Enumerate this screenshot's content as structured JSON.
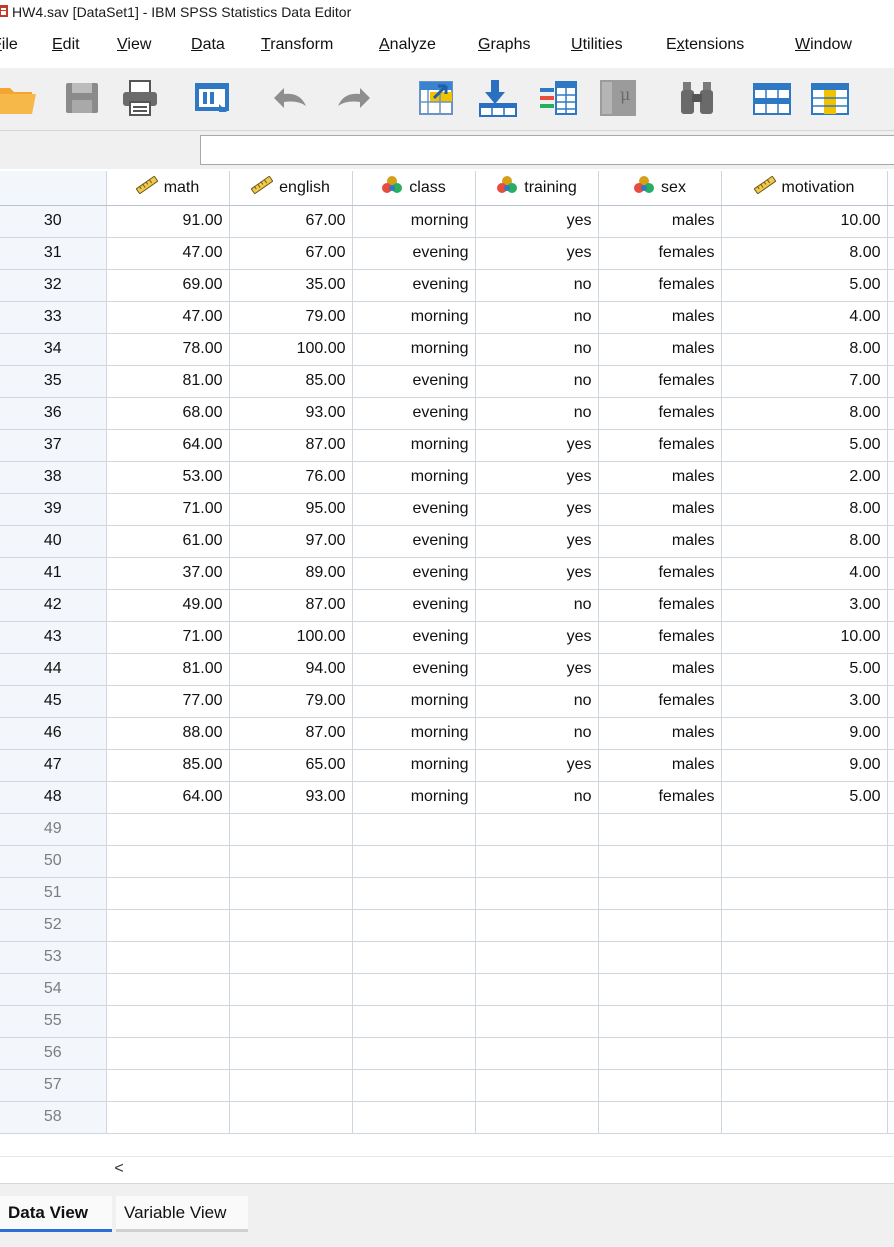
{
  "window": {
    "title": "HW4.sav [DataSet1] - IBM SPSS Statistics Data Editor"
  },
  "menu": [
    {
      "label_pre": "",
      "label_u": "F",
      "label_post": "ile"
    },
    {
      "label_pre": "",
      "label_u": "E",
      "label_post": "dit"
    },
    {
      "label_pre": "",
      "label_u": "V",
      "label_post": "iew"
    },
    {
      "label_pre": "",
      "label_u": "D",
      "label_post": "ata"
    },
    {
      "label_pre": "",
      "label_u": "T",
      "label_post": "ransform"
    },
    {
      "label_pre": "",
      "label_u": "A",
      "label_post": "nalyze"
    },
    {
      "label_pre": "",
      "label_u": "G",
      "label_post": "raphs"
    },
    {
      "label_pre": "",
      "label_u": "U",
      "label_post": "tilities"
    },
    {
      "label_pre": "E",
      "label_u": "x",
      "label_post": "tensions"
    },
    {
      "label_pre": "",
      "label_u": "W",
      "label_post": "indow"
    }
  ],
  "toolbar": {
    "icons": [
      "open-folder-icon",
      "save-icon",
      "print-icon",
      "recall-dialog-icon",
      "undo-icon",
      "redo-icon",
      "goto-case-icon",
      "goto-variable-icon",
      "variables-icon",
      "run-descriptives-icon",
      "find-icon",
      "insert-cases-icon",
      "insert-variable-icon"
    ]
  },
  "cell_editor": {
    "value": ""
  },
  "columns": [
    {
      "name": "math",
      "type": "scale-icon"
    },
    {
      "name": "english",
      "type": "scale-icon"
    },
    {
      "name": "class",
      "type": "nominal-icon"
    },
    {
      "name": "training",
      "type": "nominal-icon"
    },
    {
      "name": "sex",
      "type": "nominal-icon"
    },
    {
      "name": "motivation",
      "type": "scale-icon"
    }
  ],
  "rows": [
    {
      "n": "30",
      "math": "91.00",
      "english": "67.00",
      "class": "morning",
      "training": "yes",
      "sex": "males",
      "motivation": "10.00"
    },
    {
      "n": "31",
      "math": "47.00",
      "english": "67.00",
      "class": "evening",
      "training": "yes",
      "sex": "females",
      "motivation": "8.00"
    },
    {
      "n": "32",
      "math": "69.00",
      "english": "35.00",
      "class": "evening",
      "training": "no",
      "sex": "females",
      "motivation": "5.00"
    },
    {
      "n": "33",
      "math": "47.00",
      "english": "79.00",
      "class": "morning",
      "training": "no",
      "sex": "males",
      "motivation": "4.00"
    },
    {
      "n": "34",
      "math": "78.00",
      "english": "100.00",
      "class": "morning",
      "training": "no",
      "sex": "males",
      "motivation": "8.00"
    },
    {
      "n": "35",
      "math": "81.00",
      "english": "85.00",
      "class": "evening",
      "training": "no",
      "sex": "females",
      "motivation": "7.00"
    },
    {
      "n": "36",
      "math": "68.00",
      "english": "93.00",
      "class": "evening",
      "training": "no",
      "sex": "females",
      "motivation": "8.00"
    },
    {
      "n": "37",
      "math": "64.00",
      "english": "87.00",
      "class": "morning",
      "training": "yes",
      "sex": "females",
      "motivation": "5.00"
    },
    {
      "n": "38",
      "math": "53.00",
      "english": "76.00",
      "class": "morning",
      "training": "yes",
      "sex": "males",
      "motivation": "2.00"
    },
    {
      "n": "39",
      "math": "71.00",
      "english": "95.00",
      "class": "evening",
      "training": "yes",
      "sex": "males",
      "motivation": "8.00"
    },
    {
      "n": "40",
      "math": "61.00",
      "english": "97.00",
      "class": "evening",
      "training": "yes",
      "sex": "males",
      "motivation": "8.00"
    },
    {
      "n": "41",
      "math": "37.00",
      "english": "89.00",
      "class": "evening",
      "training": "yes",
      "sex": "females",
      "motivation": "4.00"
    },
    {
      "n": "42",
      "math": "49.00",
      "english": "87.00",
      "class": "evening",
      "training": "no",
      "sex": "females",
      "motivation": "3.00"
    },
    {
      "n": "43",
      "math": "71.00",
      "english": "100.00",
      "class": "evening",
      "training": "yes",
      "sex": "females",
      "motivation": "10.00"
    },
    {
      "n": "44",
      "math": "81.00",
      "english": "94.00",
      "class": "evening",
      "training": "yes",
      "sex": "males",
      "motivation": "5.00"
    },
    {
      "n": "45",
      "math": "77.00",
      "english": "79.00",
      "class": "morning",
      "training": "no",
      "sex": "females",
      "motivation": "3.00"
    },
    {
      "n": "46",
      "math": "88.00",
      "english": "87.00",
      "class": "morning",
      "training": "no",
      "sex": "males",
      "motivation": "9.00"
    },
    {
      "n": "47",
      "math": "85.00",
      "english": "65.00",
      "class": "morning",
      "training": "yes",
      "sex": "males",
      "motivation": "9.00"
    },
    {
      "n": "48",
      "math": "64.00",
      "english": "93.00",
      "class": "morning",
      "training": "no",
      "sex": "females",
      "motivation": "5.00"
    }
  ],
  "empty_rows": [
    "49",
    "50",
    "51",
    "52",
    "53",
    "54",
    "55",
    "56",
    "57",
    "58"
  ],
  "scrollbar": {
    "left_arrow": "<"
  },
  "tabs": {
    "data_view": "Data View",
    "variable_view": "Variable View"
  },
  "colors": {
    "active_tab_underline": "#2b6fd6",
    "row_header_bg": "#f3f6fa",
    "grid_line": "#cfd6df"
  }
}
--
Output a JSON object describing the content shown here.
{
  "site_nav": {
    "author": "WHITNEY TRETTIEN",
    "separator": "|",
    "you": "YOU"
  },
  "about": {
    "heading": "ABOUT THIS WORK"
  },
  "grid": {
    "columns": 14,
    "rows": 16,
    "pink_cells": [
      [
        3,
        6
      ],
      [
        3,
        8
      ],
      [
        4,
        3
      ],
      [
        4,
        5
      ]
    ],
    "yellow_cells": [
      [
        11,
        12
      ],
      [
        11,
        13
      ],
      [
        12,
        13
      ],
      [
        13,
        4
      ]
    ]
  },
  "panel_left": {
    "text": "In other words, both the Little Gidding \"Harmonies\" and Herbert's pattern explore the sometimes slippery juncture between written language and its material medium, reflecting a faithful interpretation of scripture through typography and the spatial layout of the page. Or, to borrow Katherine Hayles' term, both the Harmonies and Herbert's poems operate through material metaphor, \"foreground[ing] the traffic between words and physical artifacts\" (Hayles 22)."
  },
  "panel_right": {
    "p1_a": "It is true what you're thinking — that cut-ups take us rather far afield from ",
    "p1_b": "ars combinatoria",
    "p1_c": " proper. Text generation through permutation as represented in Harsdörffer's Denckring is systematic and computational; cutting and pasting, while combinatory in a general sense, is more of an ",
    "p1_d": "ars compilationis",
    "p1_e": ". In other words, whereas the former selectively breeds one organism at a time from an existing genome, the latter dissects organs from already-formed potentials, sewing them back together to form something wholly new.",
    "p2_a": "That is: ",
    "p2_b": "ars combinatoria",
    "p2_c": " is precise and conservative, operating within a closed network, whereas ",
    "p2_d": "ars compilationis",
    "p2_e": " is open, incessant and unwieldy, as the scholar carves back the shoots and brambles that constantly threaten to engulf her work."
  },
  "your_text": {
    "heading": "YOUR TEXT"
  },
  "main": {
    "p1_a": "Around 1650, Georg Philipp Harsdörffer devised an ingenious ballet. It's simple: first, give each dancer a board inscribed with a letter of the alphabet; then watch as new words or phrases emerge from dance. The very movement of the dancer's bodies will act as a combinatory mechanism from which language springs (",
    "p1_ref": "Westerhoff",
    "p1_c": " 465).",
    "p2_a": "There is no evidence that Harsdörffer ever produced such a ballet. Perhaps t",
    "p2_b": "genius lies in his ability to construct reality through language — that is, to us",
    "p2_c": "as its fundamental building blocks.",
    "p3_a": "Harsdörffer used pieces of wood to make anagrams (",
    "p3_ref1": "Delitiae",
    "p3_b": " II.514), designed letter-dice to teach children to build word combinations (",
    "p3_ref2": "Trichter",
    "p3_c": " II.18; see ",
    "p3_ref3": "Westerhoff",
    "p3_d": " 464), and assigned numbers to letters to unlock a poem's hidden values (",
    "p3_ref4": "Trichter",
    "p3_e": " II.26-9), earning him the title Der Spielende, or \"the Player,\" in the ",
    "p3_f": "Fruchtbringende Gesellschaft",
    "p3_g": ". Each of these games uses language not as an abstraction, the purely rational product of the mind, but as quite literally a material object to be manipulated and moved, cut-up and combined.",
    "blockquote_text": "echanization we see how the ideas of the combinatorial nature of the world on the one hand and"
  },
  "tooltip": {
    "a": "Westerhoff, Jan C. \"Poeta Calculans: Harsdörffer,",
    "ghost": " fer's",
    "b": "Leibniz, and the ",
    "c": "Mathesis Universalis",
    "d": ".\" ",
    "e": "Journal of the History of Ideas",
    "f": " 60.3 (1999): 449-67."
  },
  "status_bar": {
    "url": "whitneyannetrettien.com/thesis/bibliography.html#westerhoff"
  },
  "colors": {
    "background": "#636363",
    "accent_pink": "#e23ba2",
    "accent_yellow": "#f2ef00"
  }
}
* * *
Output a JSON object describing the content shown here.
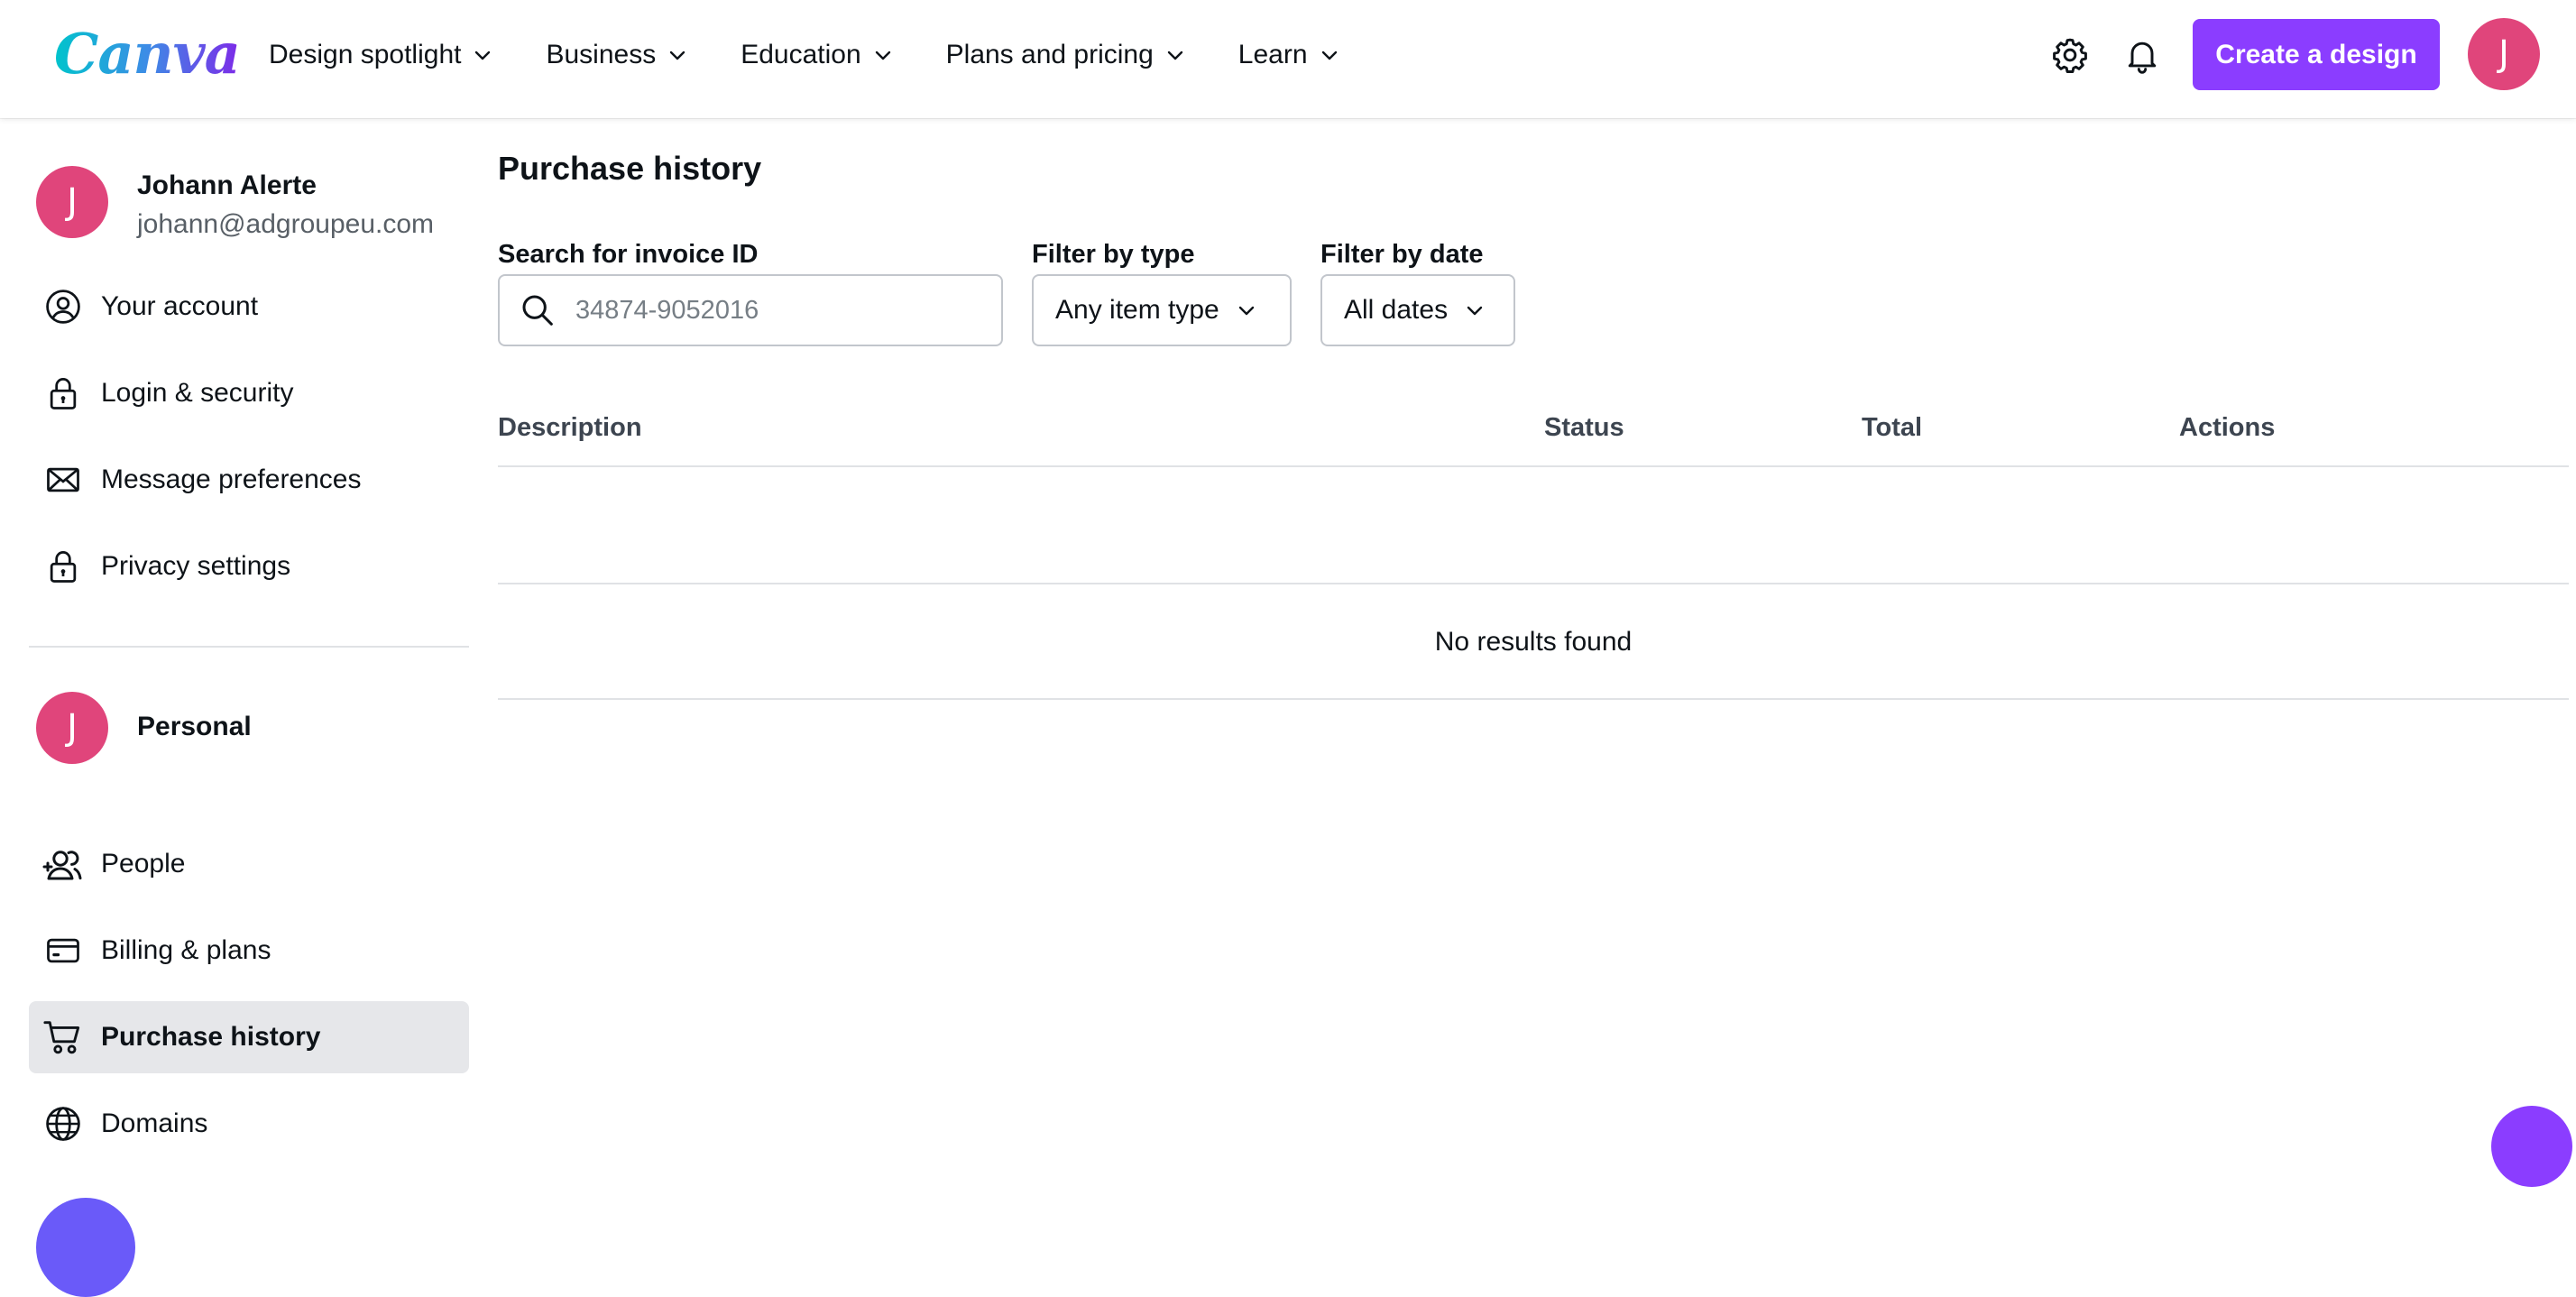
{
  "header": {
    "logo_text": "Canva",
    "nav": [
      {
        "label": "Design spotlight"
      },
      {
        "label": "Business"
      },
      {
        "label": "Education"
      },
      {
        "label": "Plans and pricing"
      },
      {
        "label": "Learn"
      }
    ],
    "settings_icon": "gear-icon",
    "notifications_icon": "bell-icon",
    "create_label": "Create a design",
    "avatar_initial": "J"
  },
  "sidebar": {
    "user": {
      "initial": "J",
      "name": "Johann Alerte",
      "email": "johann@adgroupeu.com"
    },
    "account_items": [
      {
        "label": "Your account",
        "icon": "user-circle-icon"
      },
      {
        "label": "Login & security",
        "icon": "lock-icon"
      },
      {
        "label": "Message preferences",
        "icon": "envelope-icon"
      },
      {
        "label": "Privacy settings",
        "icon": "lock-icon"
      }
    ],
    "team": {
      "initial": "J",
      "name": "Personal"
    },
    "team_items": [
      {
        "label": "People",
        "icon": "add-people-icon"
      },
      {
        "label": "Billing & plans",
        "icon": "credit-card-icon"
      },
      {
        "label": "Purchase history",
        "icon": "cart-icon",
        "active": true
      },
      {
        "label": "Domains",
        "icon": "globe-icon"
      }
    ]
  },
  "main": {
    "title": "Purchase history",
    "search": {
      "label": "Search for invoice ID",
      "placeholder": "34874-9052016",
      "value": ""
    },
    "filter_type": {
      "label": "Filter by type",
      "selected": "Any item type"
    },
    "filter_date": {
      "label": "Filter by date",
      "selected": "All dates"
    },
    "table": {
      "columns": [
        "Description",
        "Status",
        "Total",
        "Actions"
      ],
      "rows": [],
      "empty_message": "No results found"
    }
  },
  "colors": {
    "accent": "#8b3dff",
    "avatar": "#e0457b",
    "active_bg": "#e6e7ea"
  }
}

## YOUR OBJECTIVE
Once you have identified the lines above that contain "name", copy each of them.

## SOLUTION TO THIS PROBLEM
      "name": "math",
      "name": "english",
      "name": "class",
      "name": "training",
      "name": "sex",
      "name": "motivation",
      "name": "Johann Alerte",
      "name": "Personal"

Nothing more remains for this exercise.